What to work on —
Would you filter these records and copy every line that has the word "http"?

Stored dataset items —
****************************************
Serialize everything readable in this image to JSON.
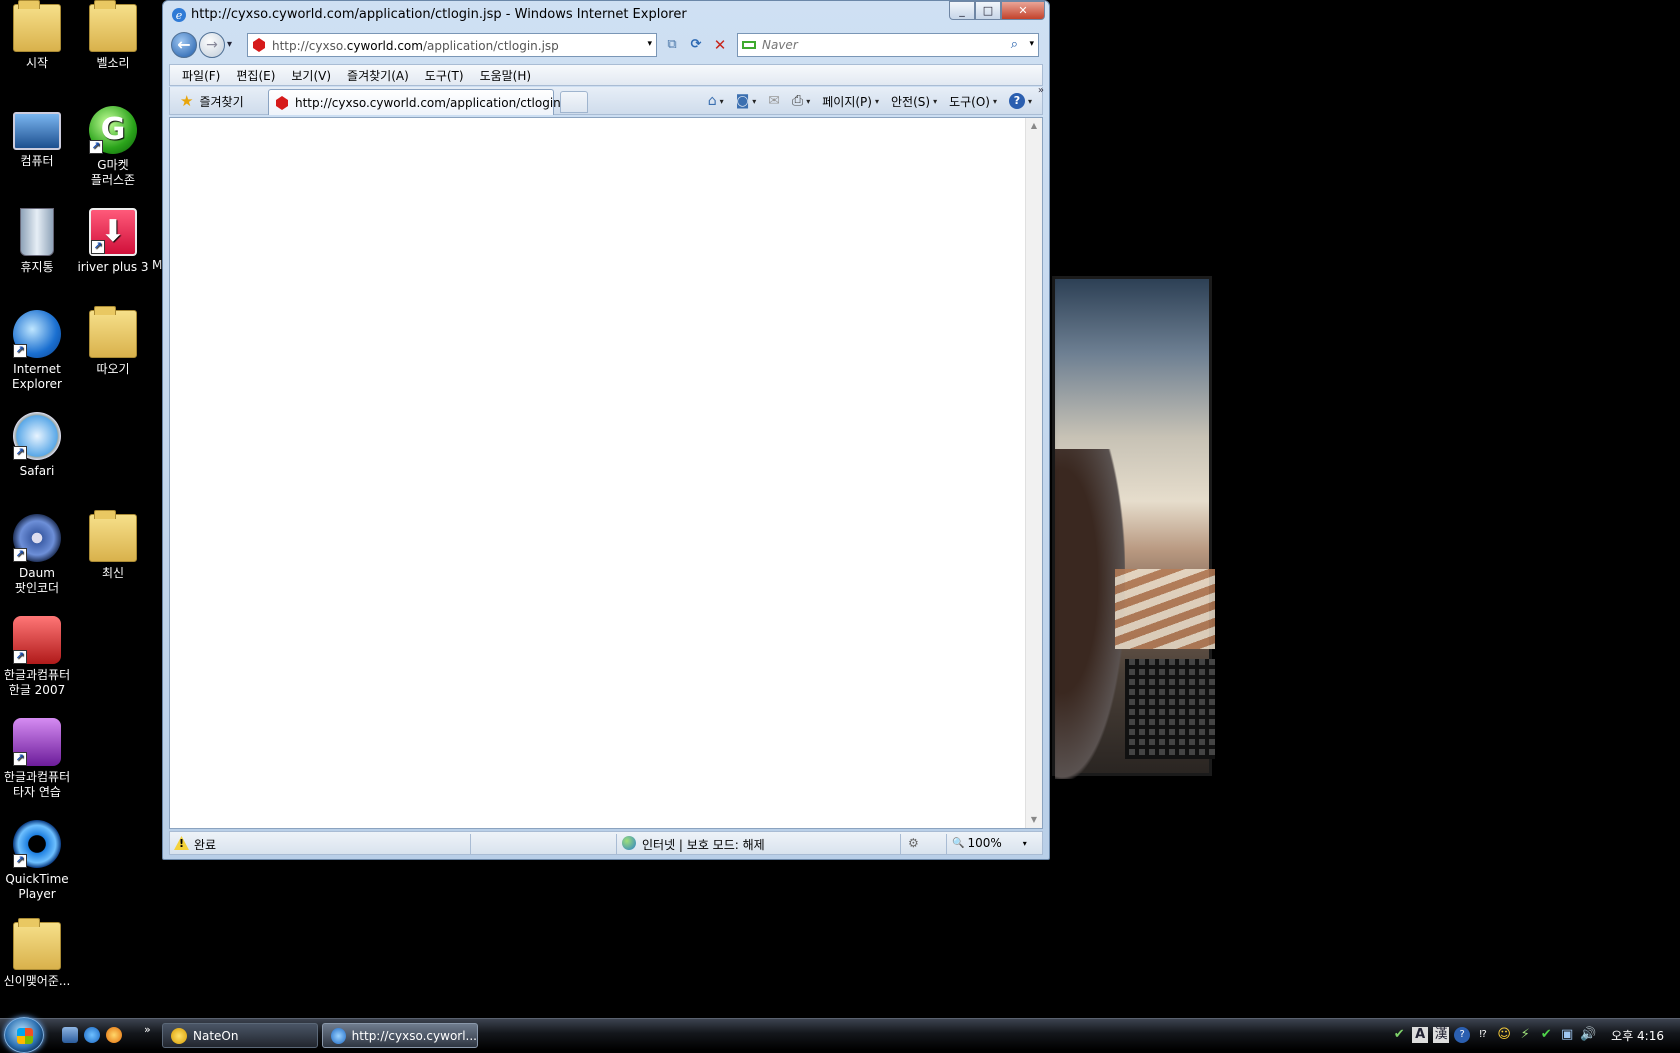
{
  "desktop": {
    "icons": [
      {
        "label": "시작"
      },
      {
        "label": "벨소리"
      },
      {
        "label": "컴퓨터"
      },
      {
        "label": "G마켓\n플러스존"
      },
      {
        "label": "휴지통"
      },
      {
        "label": "iriver plus 3"
      },
      {
        "label": "Internet\nExplorer"
      },
      {
        "label": "따오기"
      },
      {
        "label": "Safari"
      },
      {
        "label": "Daum\n팟인코더"
      },
      {
        "label": "최신"
      },
      {
        "label": "한글과컴퓨터\n한글 2007"
      },
      {
        "label": "한글과컴퓨터\n타자 연습"
      },
      {
        "label": "QuickTime\nPlayer"
      },
      {
        "label": "신이맺어준..."
      }
    ],
    "stray_letter": "M"
  },
  "window": {
    "title": "http://cyxso.cyworld.com/application/ctlogin.jsp - Windows Internet Explorer",
    "min": "_",
    "max": "□",
    "close": "✕"
  },
  "nav": {
    "back": "←",
    "forward": "→",
    "history": "▾",
    "url_prefix": "http://cyxso.",
    "url_domain": "cyworld.com",
    "url_suffix": "/application/ctlogin.jsp",
    "url_drop": "▾",
    "compat": "⧉",
    "refresh": "⟳",
    "stop": "✕",
    "search_placeholder": "Naver",
    "search_icon": "⌕",
    "search_drop": "▾"
  },
  "menu": [
    "파일(F)",
    "편집(E)",
    "보기(V)",
    "즐겨찾기(A)",
    "도구(T)",
    "도움말(H)"
  ],
  "tabs": {
    "favorites": "즐겨찾기",
    "star": "★",
    "active": "http://cyxso.cyworld.com/application/ctlogin.jsp"
  },
  "commands": {
    "home": "⌂",
    "feeds": "◙",
    "mail": "✉",
    "print": "⎙",
    "page": "페이지(P)",
    "safety": "안전(S)",
    "tools": "도구(O)",
    "help": "?",
    "caret": "▾",
    "chevron": "»"
  },
  "scroll": {
    "up": "▲",
    "down": "▼"
  },
  "status": {
    "warn": "!",
    "text": "완료",
    "zone": "인터넷 | 보호 모드: 해제",
    "protected_icon": "⚙",
    "zoom_icon": "🔍",
    "zoom": "100%",
    "caret": "▾"
  },
  "taskbar": {
    "more": "»",
    "tasks": [
      "NateOn",
      "http://cyxso.cyworl..."
    ],
    "tray": [
      "✔",
      "A",
      "漢",
      "?",
      "⁉",
      "☺",
      "⚡",
      "✔",
      "▣",
      "🔊"
    ],
    "clock": "오후 4:16"
  }
}
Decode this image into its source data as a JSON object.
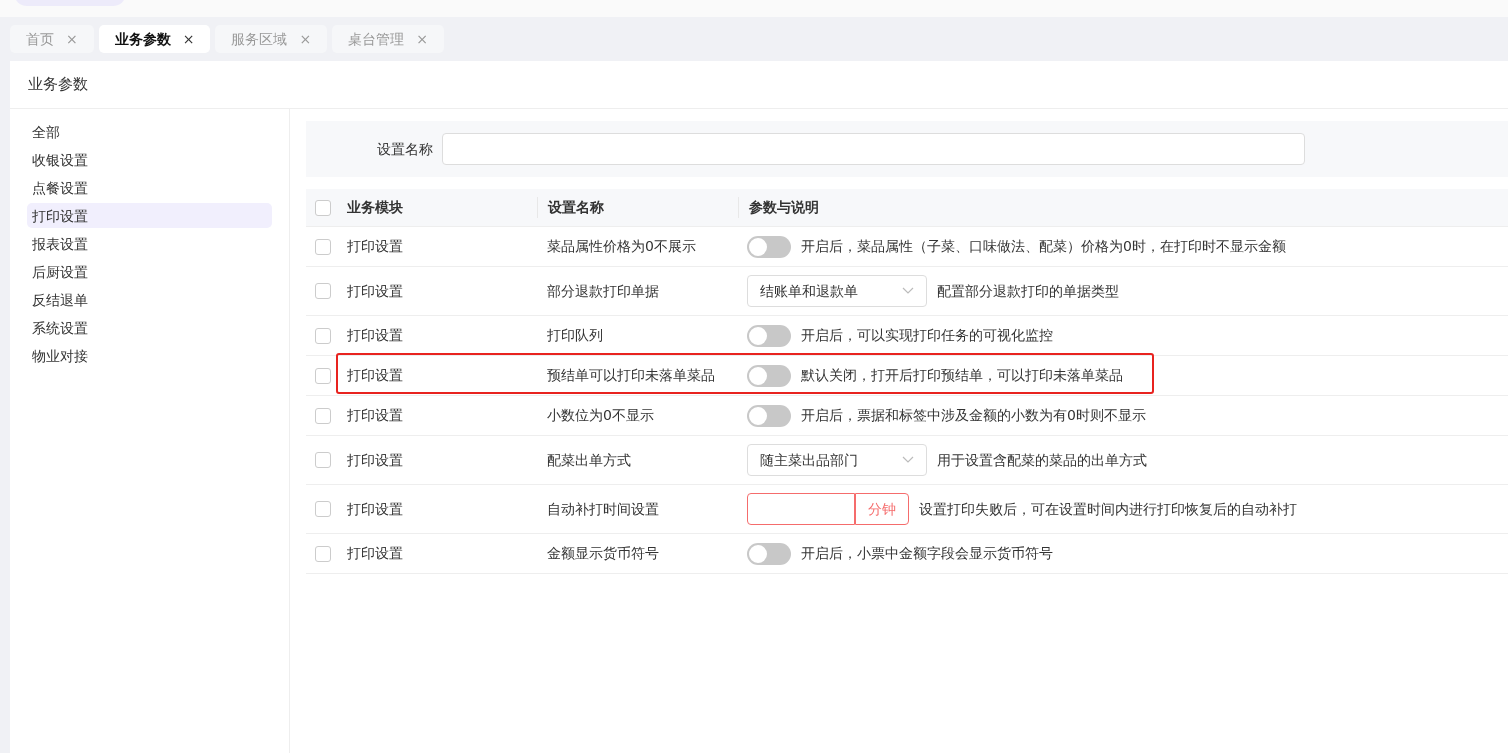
{
  "tabs": [
    {
      "label": "首页",
      "selected": false,
      "close": "×"
    },
    {
      "label": "业务参数",
      "selected": true,
      "close": "×"
    },
    {
      "label": "服务区域",
      "selected": false,
      "close": "×"
    },
    {
      "label": "桌台管理",
      "selected": false,
      "close": "×"
    }
  ],
  "page_title": "业务参数",
  "sidebar": {
    "items": [
      {
        "label": "全部",
        "selected": false
      },
      {
        "label": "收银设置",
        "selected": false
      },
      {
        "label": "点餐设置",
        "selected": false
      },
      {
        "label": "打印设置",
        "selected": true
      },
      {
        "label": "报表设置",
        "selected": false
      },
      {
        "label": "后厨设置",
        "selected": false
      },
      {
        "label": "反结退单",
        "selected": false
      },
      {
        "label": "系统设置",
        "selected": false
      },
      {
        "label": "物业对接",
        "selected": false
      }
    ]
  },
  "filter": {
    "label": "设置名称"
  },
  "table": {
    "header_checked": false,
    "columns": [
      "业务模块",
      "设置名称",
      "参数与说明"
    ],
    "rows": [
      {
        "checked": false,
        "highlighted": false,
        "module": "打印设置",
        "name": "菜品属性价格为0不展示",
        "kind": "toggle",
        "on": false,
        "description": "开启后，菜品属性（子菜、口味做法、配菜）价格为0时，在打印时不显示金额"
      },
      {
        "checked": false,
        "highlighted": false,
        "module": "打印设置",
        "name": "部分退款打印单据",
        "kind": "select",
        "value": "结账单和退款单",
        "description": "配置部分退款打印的单据类型"
      },
      {
        "checked": false,
        "highlighted": false,
        "module": "打印设置",
        "name": "打印队列",
        "kind": "toggle",
        "on": false,
        "description": "开启后，可以实现打印任务的可视化监控"
      },
      {
        "checked": false,
        "highlighted": true,
        "module": "打印设置",
        "name": "预结单可以打印未落单菜品",
        "kind": "toggle",
        "on": false,
        "description": "默认关闭，打开后打印预结单，可以打印未落单菜品"
      },
      {
        "checked": false,
        "highlighted": false,
        "module": "打印设置",
        "name": "小数位为0不显示",
        "kind": "toggle",
        "on": false,
        "description": "开启后，票据和标签中涉及金额的小数为有0时则不显示"
      },
      {
        "checked": false,
        "highlighted": false,
        "module": "打印设置",
        "name": "配菜出单方式",
        "kind": "select",
        "value": "随主菜出品部门",
        "description": "用于设置含配菜的菜品的出单方式"
      },
      {
        "checked": false,
        "highlighted": false,
        "module": "打印设置",
        "name": "自动补打时间设置",
        "kind": "input",
        "error": true,
        "suffix": "分钟",
        "description": "设置打印失败后，可在设置时间内进行打印恢复后的自动补打"
      },
      {
        "checked": false,
        "highlighted": false,
        "module": "打印设置",
        "name": "金额显示货币符号",
        "kind": "toggle",
        "on": false,
        "description": "开启后，小票中金额字段会显示货币符号"
      }
    ]
  }
}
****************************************
Expected output —
    "title": "http://cyxso.cyworld.com/application/ctlogin.jsp - Windows Internet Explorer",
    "url_prefix": "http://cyxso.",
    "active": "http://cyxso.cyworld.com/application/ctlogin.jsp"
      "http://cyxso.cyworl..."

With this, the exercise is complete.